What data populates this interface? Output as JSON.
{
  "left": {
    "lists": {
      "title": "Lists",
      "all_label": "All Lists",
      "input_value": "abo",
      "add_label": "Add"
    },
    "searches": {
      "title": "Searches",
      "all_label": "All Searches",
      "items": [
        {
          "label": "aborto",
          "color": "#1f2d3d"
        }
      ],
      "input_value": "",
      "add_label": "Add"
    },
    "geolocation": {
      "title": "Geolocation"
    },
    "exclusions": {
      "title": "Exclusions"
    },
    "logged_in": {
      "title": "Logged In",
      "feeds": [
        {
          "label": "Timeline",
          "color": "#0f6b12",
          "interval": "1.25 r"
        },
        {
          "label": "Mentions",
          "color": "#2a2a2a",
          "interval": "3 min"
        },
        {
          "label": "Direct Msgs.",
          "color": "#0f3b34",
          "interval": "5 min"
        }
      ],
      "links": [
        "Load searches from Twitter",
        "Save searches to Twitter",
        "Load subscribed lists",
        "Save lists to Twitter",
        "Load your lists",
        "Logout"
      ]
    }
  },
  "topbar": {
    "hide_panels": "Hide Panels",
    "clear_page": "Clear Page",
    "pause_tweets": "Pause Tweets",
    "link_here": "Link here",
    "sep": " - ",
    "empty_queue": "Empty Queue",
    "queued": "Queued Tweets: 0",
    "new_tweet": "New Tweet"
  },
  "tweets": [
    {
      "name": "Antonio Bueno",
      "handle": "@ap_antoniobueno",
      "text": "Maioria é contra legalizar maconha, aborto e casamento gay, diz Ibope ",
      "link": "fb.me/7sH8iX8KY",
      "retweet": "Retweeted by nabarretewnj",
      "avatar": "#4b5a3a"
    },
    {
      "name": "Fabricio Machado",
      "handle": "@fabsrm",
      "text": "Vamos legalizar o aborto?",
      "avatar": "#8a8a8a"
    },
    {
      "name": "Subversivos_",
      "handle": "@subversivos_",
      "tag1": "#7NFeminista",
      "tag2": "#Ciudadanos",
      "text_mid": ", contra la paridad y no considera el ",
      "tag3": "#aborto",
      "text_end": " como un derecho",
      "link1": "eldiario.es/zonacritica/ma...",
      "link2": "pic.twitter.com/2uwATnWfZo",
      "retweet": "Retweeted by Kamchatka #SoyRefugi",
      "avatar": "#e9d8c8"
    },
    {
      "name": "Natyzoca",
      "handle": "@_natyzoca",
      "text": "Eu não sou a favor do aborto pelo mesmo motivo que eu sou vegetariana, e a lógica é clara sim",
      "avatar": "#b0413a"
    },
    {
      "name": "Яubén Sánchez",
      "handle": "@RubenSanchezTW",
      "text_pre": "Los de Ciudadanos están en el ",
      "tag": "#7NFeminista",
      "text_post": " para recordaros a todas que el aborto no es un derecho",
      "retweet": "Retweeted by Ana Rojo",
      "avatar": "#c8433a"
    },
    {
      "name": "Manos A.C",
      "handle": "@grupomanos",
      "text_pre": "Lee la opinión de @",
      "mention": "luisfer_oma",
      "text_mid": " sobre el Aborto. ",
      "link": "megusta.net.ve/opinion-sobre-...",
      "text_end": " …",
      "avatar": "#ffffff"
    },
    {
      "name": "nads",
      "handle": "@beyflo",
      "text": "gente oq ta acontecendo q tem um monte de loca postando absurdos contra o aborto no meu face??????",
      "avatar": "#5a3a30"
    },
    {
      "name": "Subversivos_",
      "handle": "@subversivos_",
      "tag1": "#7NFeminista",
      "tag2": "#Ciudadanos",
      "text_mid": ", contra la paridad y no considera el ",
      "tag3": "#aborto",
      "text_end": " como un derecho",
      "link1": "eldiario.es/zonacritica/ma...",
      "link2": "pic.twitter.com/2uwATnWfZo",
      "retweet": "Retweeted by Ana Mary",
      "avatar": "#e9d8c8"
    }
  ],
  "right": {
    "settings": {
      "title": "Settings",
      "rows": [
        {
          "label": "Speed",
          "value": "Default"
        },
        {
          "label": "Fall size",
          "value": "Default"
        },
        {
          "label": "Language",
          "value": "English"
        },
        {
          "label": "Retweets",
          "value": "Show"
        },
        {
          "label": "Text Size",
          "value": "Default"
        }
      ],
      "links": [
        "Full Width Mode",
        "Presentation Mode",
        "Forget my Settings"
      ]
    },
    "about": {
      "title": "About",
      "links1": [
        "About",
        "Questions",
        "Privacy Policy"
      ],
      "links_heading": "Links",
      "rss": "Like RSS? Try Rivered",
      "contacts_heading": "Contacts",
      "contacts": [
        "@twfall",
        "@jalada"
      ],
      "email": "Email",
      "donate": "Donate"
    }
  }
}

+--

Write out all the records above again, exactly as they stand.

What data populates this interface? Output as JSON.
{
  "left": {
    "lists": {
      "title": "Lists",
      "all_label": "All Lists",
      "input_value": "abo",
      "add_label": "Add"
    },
    "searches": {
      "title": "Searches",
      "all_label": "All Searches",
      "items": [
        {
          "label": "aborto",
          "color": "#1f2d3d"
        }
      ],
      "input_value": "",
      "add_label": "Add"
    },
    "geolocation": {
      "title": "Geolocation"
    },
    "exclusions": {
      "title": "Exclusions"
    },
    "logged_in": {
      "title": "Logged In",
      "feeds": [
        {
          "label": "Timeline",
          "color": "#0f6b12",
          "interval": "1.25 r"
        },
        {
          "label": "Mentions",
          "color": "#2a2a2a",
          "interval": "3 min"
        },
        {
          "label": "Direct Msgs.",
          "color": "#0f3b34",
          "interval": "5 min"
        }
      ],
      "links": [
        "Load searches from Twitter",
        "Save searches to Twitter",
        "Load subscribed lists",
        "Save lists to Twitter",
        "Load your lists",
        "Logout"
      ]
    }
  },
  "topbar": {
    "hide_panels": "Hide Panels",
    "clear_page": "Clear Page",
    "pause_tweets": "Pause Tweets",
    "link_here": "Link here",
    "sep": " - ",
    "empty_queue": "Empty Queue",
    "queued": "Queued Tweets: 0",
    "new_tweet": "New Tweet"
  },
  "tweets": [
    {
      "name": "Antonio Bueno",
      "handle": "@ap_antoniobueno",
      "text": "Maioria é contra legalizar maconha, aborto e casamento gay, diz Ibope ",
      "link": "fb.me/7sH8iX8KY",
      "retweet": "Retweeted by nabarretewnj",
      "avatar": "#4b5a3a"
    },
    {
      "name": "Fabricio Machado",
      "handle": "@fabsrm",
      "text": "Vamos legalizar o aborto?",
      "avatar": "#8a8a8a"
    },
    {
      "name": "Subversivos_",
      "handle": "@subversivos_",
      "tag1": "#7NFeminista",
      "tag2": "#Ciudadanos",
      "text_mid": ", contra la paridad y no considera el ",
      "tag3": "#aborto",
      "text_end": " como un derecho",
      "link1": "eldiario.es/zonacritica/ma...",
      "link2": "pic.twitter.com/2uwATnWfZo",
      "retweet": "Retweeted by Kamchatka #SoyRefugi",
      "avatar": "#e9d8c8"
    },
    {
      "name": "Natyzoca",
      "handle": "@_natyzoca",
      "text": "Eu não sou a favor do aborto pelo mesmo motivo que eu sou vegetariana, e a lógica é clara sim",
      "avatar": "#b0413a"
    },
    {
      "name": "Яubén Sánchez",
      "handle": "@RubenSanchezTW",
      "text_pre": "Los de Ciudadanos están en el ",
      "tag": "#7NFeminista",
      "text_post": " para recordaros a todas que el aborto no es un derecho",
      "retweet": "Retweeted by Ana Rojo",
      "avatar": "#c8433a"
    },
    {
      "name": "Manos A.C",
      "handle": "@grupomanos",
      "text_pre": "Lee la opinión de @",
      "mention": "luisfer_oma",
      "text_mid": " sobre el Aborto. ",
      "link": "megusta.net.ve/opinion-sobre-...",
      "text_end": " …",
      "avatar": "#ffffff"
    },
    {
      "name": "nads",
      "handle": "@beyflo",
      "text": "gente oq ta acontecendo q tem um monte de loca postando absurdos contra o aborto no meu face??????",
      "avatar": "#5a3a30"
    },
    {
      "name": "Subversivos_",
      "handle": "@subversivos_",
      "tag1": "#7NFeminista",
      "tag2": "#Ciudadanos",
      "text_mid": ", contra la paridad y no considera el ",
      "tag3": "#aborto",
      "text_end": " como un derecho",
      "link1": "eldiario.es/zonacritica/ma...",
      "link2": "pic.twitter.com/2uwATnWfZo",
      "retweet": "Retweeted by Ana Mary",
      "avatar": "#e9d8c8"
    }
  ],
  "right": {
    "settings": {
      "title": "Settings",
      "rows": [
        {
          "label": "Speed",
          "value": "Default"
        },
        {
          "label": "Fall size",
          "value": "Default"
        },
        {
          "label": "Language",
          "value": "English"
        },
        {
          "label": "Retweets",
          "value": "Show"
        },
        {
          "label": "Text Size",
          "value": "Default"
        }
      ],
      "links": [
        "Full Width Mode",
        "Presentation Mode",
        "Forget my Settings"
      ]
    },
    "about": {
      "title": "About",
      "links1": [
        "About",
        "Questions",
        "Privacy Policy"
      ],
      "links_heading": "Links",
      "rss": "Like RSS? Try Rivered",
      "contacts_heading": "Contacts",
      "contacts": [
        "@twfall",
        "@jalada"
      ],
      "email": "Email",
      "donate": "Donate"
    }
  }
}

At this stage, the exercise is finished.